That might sound overly intellectual, but it is really quite important, not least because to some extent my innermost is really quite intellectual anyway, perhaps to the point of being (overly) cerebral. Community, incarnational (sometimes called "intentional") community, witness and proclamation of the Gospel. These are all key. If I did not engage these, I would be being false to my vocation. I could name a few others (resurrection and truth are both exceedingly important), but I will skip them for brevity.
Changing modes for a moment, what about people's physical needs? The spiritual is important, and anyone who says otherwise is simply mistaken, but so is the corporal. Are corporal works of mercy something I am called to? Absolutely. Most people, if I may dare to generalise, probably are. Still, what variety? There are diseases to be cared for, homeless to be sheltered, hungry to be fed, the socially marginalised to be included, and so on. The list is long. So what am I meant to do?
I genuinely do not know. There are certain issues I perceive as injust, and yet I do not find myself called to work in those areas. For instance, as it stands at the moment, I do not think I am called to work in political activism for the sake of Aboriginal and Torres Strait Islanders' rights. I am far from claiming it is an unworthy cause, it is simply not my cause. Similarly, whilst I have been to all sorts of rallies, marches and vigils for the end to the murder of children in the womb, it is similarly not fundamentally my cause. Still, nobody who knows me can really say that I do not care about these things. On the other hand, there are some issues where I am compelled to do something: homelessness, hunger, de-humanising poverty, slavery both physical and otherwise (like substance addiction), social marginalisation because of such stigmas as related to race or mental health illness, among others.

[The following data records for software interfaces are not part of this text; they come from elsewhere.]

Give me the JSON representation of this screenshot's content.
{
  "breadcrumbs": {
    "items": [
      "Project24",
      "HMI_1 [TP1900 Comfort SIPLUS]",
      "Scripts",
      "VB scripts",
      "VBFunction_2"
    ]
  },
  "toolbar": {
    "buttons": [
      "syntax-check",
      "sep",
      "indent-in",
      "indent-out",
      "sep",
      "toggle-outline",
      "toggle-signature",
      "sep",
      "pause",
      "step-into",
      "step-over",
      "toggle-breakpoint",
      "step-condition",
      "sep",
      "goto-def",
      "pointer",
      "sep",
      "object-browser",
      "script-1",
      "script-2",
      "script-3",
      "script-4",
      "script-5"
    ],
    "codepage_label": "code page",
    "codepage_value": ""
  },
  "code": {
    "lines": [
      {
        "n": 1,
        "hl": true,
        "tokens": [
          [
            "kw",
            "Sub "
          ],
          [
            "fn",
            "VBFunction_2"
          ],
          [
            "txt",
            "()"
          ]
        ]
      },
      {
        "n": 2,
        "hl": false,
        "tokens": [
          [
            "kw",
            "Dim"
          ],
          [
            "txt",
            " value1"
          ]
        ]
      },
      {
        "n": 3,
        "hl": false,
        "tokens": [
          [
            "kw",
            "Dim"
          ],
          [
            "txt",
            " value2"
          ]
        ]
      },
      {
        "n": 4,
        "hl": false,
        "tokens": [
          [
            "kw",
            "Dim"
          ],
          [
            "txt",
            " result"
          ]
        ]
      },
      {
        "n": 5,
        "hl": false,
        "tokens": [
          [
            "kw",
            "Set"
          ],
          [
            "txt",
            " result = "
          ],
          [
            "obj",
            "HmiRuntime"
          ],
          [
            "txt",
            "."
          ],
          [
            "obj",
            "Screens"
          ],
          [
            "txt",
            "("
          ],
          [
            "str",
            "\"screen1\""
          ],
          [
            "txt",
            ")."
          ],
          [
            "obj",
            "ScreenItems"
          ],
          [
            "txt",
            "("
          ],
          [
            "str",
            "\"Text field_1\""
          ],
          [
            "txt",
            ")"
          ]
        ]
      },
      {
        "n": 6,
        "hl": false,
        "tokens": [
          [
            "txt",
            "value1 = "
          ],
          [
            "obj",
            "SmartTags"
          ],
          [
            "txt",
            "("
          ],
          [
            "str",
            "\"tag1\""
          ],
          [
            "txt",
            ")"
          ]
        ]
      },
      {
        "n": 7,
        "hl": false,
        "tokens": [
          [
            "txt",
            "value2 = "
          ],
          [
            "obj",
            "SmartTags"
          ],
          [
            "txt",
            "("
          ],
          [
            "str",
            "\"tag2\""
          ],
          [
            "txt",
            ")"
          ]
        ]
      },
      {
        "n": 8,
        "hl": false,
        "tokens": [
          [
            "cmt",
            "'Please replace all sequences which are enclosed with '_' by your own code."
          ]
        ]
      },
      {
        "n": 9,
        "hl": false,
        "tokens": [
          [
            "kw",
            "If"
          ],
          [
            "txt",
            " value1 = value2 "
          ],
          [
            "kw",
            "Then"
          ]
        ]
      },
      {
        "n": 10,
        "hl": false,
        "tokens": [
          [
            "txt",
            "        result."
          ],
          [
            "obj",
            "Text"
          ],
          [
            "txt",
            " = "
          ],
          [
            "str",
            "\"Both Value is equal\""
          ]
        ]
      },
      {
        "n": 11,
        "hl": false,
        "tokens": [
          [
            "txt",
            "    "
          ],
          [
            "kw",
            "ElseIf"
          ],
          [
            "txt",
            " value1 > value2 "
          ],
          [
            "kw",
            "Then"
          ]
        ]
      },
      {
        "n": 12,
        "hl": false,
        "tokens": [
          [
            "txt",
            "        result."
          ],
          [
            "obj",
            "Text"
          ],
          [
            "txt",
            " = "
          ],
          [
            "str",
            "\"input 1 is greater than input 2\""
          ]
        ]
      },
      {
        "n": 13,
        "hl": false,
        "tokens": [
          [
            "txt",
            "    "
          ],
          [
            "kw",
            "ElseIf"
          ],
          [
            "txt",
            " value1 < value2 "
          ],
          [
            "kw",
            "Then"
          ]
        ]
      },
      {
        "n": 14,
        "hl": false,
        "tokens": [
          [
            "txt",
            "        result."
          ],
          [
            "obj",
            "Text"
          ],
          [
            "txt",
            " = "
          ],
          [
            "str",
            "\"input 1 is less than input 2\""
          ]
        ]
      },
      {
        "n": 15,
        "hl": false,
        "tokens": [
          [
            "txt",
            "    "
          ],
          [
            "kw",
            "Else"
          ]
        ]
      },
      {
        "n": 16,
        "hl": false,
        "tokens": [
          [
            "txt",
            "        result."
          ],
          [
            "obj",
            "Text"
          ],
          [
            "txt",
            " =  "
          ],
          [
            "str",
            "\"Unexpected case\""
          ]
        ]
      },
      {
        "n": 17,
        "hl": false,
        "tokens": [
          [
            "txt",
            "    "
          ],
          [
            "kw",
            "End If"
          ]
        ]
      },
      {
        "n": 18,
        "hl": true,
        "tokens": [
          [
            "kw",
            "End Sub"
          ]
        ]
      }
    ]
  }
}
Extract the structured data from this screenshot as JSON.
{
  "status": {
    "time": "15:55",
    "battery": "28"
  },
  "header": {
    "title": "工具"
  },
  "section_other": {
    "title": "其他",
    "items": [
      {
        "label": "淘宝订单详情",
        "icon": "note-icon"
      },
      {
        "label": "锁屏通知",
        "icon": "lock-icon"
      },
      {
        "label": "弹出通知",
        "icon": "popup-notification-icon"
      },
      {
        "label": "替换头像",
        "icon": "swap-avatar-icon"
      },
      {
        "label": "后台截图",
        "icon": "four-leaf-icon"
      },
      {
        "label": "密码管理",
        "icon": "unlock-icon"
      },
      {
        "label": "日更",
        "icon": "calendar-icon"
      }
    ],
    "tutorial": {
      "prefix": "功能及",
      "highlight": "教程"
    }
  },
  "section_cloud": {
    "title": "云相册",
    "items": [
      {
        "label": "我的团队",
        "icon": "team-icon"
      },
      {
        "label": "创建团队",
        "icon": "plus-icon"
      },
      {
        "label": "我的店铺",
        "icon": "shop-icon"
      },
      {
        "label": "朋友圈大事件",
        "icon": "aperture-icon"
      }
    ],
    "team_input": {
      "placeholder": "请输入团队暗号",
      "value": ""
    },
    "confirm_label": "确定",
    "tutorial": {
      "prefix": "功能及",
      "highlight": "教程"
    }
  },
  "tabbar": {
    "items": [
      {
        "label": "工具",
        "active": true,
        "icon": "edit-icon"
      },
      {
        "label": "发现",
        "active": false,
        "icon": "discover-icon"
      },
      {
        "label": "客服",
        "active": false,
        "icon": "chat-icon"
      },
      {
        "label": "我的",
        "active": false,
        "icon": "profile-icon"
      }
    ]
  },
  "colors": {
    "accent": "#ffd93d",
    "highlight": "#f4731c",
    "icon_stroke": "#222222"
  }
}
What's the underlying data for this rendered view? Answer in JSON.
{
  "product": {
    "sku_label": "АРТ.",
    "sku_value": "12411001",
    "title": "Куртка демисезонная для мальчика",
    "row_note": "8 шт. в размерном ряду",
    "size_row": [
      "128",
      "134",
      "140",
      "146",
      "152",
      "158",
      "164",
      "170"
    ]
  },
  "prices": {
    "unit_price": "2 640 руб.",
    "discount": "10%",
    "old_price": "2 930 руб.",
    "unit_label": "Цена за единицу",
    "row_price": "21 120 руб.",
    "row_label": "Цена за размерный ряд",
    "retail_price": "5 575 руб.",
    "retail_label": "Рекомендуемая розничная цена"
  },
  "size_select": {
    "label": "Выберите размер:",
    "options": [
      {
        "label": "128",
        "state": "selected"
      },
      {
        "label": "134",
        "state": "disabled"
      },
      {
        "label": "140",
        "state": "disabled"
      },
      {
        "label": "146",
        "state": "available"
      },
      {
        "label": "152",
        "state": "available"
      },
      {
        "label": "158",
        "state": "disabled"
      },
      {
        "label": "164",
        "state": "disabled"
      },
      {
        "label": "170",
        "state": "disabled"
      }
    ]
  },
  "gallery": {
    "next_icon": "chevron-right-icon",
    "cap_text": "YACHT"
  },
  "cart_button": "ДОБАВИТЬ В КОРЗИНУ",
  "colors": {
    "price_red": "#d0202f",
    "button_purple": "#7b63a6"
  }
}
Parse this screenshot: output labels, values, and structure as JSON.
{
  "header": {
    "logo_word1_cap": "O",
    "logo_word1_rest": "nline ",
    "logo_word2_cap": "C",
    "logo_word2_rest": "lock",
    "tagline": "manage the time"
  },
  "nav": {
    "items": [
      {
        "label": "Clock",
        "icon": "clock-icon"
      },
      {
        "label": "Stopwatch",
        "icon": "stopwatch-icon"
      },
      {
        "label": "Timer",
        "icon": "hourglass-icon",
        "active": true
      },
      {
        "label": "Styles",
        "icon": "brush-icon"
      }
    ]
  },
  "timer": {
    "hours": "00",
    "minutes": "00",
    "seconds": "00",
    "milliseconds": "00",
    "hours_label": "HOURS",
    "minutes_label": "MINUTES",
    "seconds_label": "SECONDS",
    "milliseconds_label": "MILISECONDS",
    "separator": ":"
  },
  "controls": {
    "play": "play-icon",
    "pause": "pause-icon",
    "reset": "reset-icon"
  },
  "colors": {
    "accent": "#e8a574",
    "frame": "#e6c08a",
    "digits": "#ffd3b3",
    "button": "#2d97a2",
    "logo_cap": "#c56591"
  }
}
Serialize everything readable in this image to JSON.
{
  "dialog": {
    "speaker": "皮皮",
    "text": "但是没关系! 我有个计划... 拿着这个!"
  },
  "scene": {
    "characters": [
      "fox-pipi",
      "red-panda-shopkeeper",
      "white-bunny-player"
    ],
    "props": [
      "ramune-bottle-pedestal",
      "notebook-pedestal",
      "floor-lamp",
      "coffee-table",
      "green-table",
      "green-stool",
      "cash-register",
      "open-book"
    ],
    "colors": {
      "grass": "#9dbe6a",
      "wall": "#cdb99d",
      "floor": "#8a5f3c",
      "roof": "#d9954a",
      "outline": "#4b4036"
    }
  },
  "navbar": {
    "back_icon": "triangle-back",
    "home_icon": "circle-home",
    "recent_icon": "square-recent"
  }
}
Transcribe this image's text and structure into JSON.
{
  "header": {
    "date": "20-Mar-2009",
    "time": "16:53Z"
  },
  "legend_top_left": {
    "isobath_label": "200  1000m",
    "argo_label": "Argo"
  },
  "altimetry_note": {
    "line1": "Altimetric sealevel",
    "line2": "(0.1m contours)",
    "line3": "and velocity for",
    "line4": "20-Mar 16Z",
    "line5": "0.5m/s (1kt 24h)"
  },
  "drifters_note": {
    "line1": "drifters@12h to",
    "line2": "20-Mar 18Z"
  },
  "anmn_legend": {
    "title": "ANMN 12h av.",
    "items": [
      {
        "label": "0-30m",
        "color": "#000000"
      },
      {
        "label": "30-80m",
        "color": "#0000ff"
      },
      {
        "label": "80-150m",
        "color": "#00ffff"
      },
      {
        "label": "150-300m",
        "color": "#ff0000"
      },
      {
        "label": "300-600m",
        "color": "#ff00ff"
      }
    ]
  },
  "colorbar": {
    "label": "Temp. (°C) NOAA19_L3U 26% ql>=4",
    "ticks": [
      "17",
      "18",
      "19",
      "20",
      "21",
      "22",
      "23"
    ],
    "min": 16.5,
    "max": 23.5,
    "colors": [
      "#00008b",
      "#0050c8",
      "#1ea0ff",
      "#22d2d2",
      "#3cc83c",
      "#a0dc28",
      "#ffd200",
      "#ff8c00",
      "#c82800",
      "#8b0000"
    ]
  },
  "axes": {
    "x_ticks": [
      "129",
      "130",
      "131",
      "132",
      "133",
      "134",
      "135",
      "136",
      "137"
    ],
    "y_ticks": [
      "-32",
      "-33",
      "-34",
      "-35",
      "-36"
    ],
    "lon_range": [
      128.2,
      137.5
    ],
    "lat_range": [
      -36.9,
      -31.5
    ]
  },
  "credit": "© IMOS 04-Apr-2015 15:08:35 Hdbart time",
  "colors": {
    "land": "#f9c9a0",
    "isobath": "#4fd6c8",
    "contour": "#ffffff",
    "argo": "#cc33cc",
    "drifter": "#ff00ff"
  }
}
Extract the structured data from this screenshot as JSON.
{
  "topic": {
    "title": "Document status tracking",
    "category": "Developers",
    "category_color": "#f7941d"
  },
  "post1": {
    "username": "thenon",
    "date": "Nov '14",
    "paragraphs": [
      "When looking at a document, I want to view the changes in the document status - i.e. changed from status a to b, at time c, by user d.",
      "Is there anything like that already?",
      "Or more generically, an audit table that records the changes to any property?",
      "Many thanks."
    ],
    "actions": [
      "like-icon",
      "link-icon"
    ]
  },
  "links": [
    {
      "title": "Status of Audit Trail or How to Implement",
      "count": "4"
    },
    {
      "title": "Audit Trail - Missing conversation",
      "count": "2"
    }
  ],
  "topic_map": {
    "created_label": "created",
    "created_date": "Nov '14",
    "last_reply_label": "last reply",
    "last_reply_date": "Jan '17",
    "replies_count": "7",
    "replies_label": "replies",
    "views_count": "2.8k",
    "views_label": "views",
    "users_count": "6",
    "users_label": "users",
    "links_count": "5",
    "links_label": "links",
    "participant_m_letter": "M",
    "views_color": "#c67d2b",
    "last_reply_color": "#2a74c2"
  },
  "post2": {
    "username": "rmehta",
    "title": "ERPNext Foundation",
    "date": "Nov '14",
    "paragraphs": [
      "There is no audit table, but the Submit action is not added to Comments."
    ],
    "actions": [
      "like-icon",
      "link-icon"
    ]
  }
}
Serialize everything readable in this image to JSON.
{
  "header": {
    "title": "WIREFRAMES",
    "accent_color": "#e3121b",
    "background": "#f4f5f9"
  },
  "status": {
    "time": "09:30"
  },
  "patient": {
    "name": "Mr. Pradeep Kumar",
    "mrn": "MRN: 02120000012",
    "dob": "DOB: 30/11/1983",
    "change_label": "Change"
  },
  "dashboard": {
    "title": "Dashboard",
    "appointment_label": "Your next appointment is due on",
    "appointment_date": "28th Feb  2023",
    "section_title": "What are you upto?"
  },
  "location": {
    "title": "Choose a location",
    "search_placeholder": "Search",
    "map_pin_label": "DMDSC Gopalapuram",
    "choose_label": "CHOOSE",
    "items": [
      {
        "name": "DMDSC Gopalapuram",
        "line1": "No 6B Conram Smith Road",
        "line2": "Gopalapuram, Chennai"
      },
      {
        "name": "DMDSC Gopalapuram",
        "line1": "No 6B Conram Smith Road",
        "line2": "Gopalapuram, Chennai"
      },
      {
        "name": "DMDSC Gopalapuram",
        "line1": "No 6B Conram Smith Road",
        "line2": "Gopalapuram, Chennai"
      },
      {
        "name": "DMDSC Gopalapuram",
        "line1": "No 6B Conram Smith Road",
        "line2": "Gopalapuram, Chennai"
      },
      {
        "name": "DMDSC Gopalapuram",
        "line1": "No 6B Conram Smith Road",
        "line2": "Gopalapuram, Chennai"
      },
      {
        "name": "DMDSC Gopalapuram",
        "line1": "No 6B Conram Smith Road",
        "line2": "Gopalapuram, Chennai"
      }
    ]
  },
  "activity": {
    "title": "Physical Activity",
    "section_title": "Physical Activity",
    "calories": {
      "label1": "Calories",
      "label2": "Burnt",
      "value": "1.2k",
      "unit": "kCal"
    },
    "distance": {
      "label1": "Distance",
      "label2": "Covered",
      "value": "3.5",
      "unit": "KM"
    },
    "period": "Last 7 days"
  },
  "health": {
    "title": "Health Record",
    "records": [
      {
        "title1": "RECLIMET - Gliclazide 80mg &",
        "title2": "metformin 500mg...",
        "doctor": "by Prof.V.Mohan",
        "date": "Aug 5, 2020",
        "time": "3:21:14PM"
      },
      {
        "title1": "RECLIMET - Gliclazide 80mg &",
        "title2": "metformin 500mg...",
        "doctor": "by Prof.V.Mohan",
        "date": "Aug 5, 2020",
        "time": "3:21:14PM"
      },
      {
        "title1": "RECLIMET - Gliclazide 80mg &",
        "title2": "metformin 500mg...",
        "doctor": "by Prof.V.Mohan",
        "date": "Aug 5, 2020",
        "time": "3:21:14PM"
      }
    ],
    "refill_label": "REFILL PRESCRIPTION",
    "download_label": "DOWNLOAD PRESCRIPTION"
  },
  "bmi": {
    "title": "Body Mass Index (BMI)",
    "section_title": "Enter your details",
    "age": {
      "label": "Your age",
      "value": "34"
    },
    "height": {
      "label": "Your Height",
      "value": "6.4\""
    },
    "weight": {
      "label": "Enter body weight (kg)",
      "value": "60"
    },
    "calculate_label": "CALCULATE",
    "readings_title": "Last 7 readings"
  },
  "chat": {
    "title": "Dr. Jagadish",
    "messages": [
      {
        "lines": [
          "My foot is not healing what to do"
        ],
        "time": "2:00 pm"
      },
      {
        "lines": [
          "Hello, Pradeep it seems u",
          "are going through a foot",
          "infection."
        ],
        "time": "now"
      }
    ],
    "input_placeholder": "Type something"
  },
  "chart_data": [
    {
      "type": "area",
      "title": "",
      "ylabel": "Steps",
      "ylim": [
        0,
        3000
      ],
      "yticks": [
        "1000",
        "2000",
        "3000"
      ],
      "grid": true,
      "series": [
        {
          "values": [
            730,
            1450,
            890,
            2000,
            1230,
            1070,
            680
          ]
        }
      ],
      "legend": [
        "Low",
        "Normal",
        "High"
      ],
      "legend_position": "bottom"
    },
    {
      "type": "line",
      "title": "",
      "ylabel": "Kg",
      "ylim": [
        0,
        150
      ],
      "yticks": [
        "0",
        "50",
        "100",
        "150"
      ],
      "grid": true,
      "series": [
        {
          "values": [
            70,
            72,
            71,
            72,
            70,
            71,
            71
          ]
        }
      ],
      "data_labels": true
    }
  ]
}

To that effect, I have begin discerning committing to various apostolates that deal with these issues, and am involved already in several. To the extent that I can identify key issues, and since engaging with the corporal ones is clearly compatible with engaging in the spiritual ones (which, because they effect eternal consequences, I am compelled to give pre-eminence), it would seem that my problems are largely solved.
That would, I think, be to go too fast. Whilst there is a sense in which I will always have a certain autonomy of will, in a few years time I will be taking not one but two vows of obedience, where I consecrate my will to God via my superiors and the Pope. I find that a comforting thought. But whether comforting or not, I am not sure in the long term what sort of ministry I will be involved in. I can only discern the next two years.
This will involve, as far as my eye can see, continued involvement in soup kitchens and including whoever I meet who seems to lack community. It will involve continued service in the Newman Society at UQ, and Frassati Australia. It will hopefully involved, though I have just started doing so, being involved with outreach initiatives of the St Vincent de Paul Society. It will hopefully involve working with initiatives of the Waiter's Union, soon. All of this, whilst not neglecting that my primary state in life as it stands is that of student at university. These are my buckets of water.